She had carefully curled gray hair and wore granny glasses - the kind you sometimes see perched on a grandmother's nose. I remember the lush garden she had out the back door and the homey smell of a roast cooking when we arrived for a visit. Her modest house was neat and orderly with the grocery bags carefully folded and stacked in the closet.
I was only 8 when her funeral was quietly arranged. It was some years later I learned that my grandmother had committed suicide.
It's an incongruous image, I know. A grandma is supposed to be that safe haven in a child's life, a sweet-smelling perfume that lingers in the room after she's taken the plate of cookies back to the kitchen, a smudge of lipstick left on a cheek, a wink that says bedtime will be a little later that night so a few more fireflies can be caught.
Grandmothers are not supposed to be the kind of people to take their own lives.
Yet, in my late teens, I began to understand what could impel my grandmother to such an act of desperation. I was laboring under my own mental burdens - a hereditary predilection, I was told, toward instability and depression. There was no real logic for the darkness that so engulfed me, but knowing that alone wasn't enough to release me from it, either.
I was told my grandmother was an avowed atheist. At the time I was battling these bouts of depression, I wasn't sure a God existed, either. I had gone to several Sunday Schools, including one in a Christian Science church, so I had heard about God. It's just that in the middle of this pervasive discouragement, I didn't think I could feel the presence of God.
Maybe God existed for other people. Just not for me or my grandmother.
Looking back on my emergence from that turbulent period, I can see that it wasn't my efforts that lifted me out of those self- destructive impulses. I don't recall even having the inclination to do so. It was more that evidence of God's love was breaking into my life like sunlight piercing through an overcast sky.
Almost daily there was some indication of good going on: a teacher's kind remark, a friend's thoughtful invitation, the coziness of a cat curled up on my chest. Love, tenderness, joy - all these were companioning me, even if I wasn't outwardly acknowledging it.
Without realizing it, I was experiencing the tender persistence of the Christ message - the unquenchable love of God for each one of us.
Mary Baker Eddy celebrated this transcendent power to dissipate the "murky clouds" of human experience in a poem called "Christmas Morn." Christ, she wrote, is that "gentle beam of living Love,/ And deathless Life!" ("Poems," p. 29).
The Christ, Truth, that Jesus lived and shared with humanity has an abiding power to penetrate the darkness felt in any life and to awaken us to a deeper sense of our own value, purpose, and mission here and now.

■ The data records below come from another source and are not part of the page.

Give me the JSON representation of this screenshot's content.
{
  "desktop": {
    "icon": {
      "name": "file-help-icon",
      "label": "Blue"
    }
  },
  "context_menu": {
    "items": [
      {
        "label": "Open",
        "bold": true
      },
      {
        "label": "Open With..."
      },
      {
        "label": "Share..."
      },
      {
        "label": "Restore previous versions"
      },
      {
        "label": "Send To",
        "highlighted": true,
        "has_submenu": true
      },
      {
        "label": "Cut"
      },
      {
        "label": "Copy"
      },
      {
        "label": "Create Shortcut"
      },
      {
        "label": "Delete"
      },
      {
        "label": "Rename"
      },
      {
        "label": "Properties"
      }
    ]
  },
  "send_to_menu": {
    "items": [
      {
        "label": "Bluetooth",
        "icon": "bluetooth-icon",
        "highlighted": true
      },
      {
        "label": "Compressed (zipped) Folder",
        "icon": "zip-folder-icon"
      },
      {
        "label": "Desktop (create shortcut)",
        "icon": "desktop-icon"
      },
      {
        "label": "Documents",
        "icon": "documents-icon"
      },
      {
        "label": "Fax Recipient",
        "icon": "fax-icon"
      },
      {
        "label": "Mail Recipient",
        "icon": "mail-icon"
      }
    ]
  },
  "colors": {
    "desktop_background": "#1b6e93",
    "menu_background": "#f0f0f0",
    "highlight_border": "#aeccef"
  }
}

We become aware of God's presence in our lives, and the spiritual love and approval that pour in with that realization.
In turn, we can't help reflecting a measure of that gentle beam of living Love and deathless Life to others, encouraging them and strengthening their ability to perceive the divine light in their own lives.
No one remains untouched by God's love. I have gained a deep confidence that even my grandmother has since learned of her own relation to the deathless Life of Christ; that has rediscovered her precious worth as a daughter of God.
And that tattered way of thinking I used to wrap myself in is like an old coat I've left behind. It's hard to remember I ever even wore it. The consciousness and conviction I feel in my - our - inseparability from divine Love clothe me with fresh joy each day. As the prophet Isaiah sang, the Christ message has given me a new wardrobe: "the garment of praise for the spirit of heaviness" (Isa. 61:3).